__Task details__. An exact copy of all the lines below is required, with every image left out.

__Source data__.
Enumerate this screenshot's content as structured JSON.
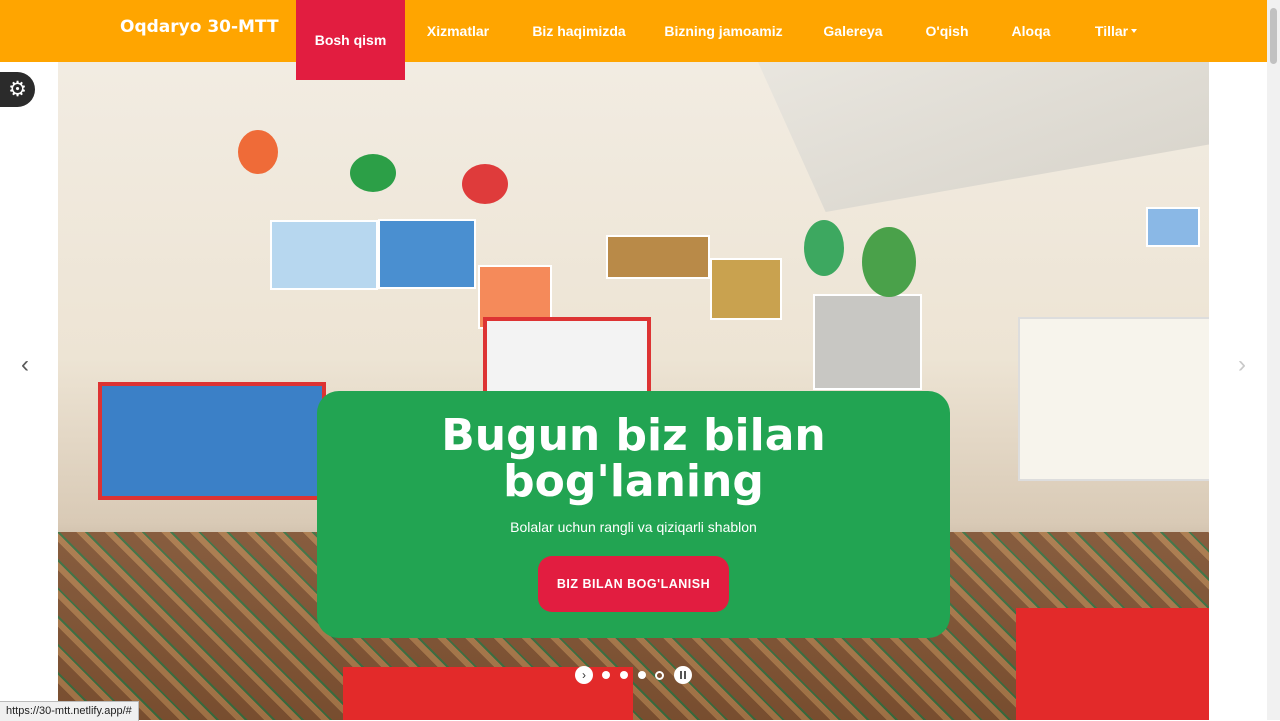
{
  "brand": "Oqdaryo 30-MTT",
  "nav": {
    "items": [
      {
        "label": "Bosh qism"
      },
      {
        "label": "Xizmatlar"
      },
      {
        "label": "Biz haqimizda"
      },
      {
        "label": "Bizning jamoamiz"
      },
      {
        "label": "Galereya"
      },
      {
        "label": "O'qish"
      },
      {
        "label": "Aloqa"
      },
      {
        "label": "Tillar"
      }
    ]
  },
  "hero": {
    "title": "Bugun biz bilan bog'laning",
    "subtitle": "Bolalar uchun rangli va qiziqarli shablon",
    "button": "BIZ BILAN BOG'LANISH"
  },
  "carousel": {
    "prev": "‹",
    "next": "›",
    "indicator_arrow": "›"
  },
  "settings_icon": "⚙",
  "status_url": "https://30-mtt.netlify.app/#",
  "colors": {
    "nav_bg": "#ffa500",
    "active_nav": "#e21d40",
    "caption_bg": "#22a452",
    "button_bg": "#e21d40"
  }
}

__Answer box__.
Enumerate this screenshot's content as structured JSON.
{
  "brand": "Oqdaryo 30-MTT",
  "nav": {
    "items": [
      {
        "label": "Bosh qism"
      },
      {
        "label": "Xizmatlar"
      },
      {
        "label": "Biz haqimizda"
      },
      {
        "label": "Bizning jamoamiz"
      },
      {
        "label": "Galereya"
      },
      {
        "label": "O'qish"
      },
      {
        "label": "Aloqa"
      },
      {
        "label": "Tillar"
      }
    ]
  },
  "hero": {
    "title": "Bugun biz bilan bog'laning",
    "subtitle": "Bolalar uchun rangli va qiziqarli shablon",
    "button": "BIZ BILAN BOG'LANISH"
  },
  "carousel": {
    "prev": "‹",
    "next": "›",
    "indicator_arrow": "›"
  },
  "settings_icon": "⚙",
  "status_url": "https://30-mtt.netlify.app/#",
  "colors": {
    "nav_bg": "#ffa500",
    "active_nav": "#e21d40",
    "caption_bg": "#22a452",
    "button_bg": "#e21d40"
  }
}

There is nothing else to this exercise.